LONDON - A man was convicted Friday of attempting to steal a priceless 1215 original version of the Magna Carta, smashing its case with a hammer.

Mark Royden, 47, attacked the protective glass surrounding the historic manuscript at Salisbury Cathedral but was chased off by tourists and eventually cornered by stonemasons.

Royden was found guilty by a jury at Salisbury Crown Court in southwest England of attempted theft and criminal damage to the security case costing £14,466 ($18,900, 17,150 euros) to fix.

Royden apparently believed the Salisbury Magna Carta was a fake.

Four original copies from 1215 remain in existence: two in the British Library in London, one at Salisbury Cathedral, and one at Lincoln Cathedral, in eastern England.

The charter has defined rights and liberties around the world.

“There is an irony that the charter of the Magna Carta that this defendant is charged with attempting to steal states that no free man may be imprisoned other than by the lawful judgement of his peers,” judge Richard Parkes told the jury.

“It still holds good and is in the process of the court right now.”

In June 1215, the despotic king John accepted the demands of rebellious barons to curb his powers and agreed the charter at Runnymede, a meadow by the River Thames west of London.

Copies were written out and sent around the country.

Indonesia offers reward for plucking tyre off giant croc’s neck

INDONESIA - Indonesian authorities are offering a reward to anyone who can rescue a saltwater crocodile with a motorbike tyre stuck around its neck -- and survive.

The contest will see one brave croc hunter land an unspecified amount of cash, but it will mean coming face to face with the 13-foot (4-metre) reptile Palu, the capital of Central Sulawesi.

Local conservation authorities have been trying -- and failing -- for several years to find a way to untangle the croc after video showed it gasping for air. That sparked worries the tyre was slowly killing the beast. After a recent sighting, the province’s governor instructed his resource-strapped conservation agency to figure out how to end years of fruitless attempts.

The agency offered few details on the reward, or how outsiders might pull off the task.

But its chief -- who said the cash would come out of his own pocket -- warned that he was not calling on amateurs to hunt down the reptile, but rather addressing people with a background in wildlife rescue and a thirst for conservation.
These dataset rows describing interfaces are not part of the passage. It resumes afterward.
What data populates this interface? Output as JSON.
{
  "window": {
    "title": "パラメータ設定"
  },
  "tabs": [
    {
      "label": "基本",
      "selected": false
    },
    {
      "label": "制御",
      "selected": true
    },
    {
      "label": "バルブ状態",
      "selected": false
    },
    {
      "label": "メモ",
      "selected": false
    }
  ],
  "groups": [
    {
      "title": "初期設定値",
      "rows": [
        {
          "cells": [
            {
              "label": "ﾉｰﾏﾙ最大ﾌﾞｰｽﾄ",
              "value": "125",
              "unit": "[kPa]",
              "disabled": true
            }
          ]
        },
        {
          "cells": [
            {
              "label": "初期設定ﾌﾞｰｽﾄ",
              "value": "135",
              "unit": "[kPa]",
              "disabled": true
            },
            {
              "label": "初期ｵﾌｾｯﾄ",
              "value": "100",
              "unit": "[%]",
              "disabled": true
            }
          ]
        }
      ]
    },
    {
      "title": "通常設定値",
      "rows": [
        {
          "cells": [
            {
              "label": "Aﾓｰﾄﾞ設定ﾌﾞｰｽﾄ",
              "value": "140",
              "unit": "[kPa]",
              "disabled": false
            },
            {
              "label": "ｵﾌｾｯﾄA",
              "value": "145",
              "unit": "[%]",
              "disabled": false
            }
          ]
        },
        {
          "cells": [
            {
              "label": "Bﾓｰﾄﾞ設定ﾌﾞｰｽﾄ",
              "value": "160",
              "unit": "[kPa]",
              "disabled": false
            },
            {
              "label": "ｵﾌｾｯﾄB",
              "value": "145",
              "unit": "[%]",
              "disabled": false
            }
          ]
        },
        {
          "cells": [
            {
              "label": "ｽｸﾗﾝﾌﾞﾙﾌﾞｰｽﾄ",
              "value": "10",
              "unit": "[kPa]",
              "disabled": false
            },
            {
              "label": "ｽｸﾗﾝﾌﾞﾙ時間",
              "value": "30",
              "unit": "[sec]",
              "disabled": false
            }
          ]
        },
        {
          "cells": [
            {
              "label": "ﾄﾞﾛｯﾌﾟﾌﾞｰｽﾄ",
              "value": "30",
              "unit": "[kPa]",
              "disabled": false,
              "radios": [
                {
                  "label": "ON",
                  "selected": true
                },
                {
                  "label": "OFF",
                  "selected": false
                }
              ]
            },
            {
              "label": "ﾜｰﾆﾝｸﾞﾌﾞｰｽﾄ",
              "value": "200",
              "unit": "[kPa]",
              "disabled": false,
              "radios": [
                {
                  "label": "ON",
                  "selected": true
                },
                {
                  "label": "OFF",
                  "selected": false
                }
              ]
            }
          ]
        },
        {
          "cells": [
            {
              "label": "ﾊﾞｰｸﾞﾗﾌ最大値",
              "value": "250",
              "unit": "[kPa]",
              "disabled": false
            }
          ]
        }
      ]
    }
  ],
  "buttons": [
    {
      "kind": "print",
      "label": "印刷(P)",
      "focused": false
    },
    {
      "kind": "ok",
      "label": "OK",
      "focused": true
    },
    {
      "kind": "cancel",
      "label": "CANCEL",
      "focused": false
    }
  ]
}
“We’re asking the general public not to get close to the crocodile or disturb its habitat,” said HasmuniHasmar, head of the Central Sulawesi Natural Resources Conservation Agency.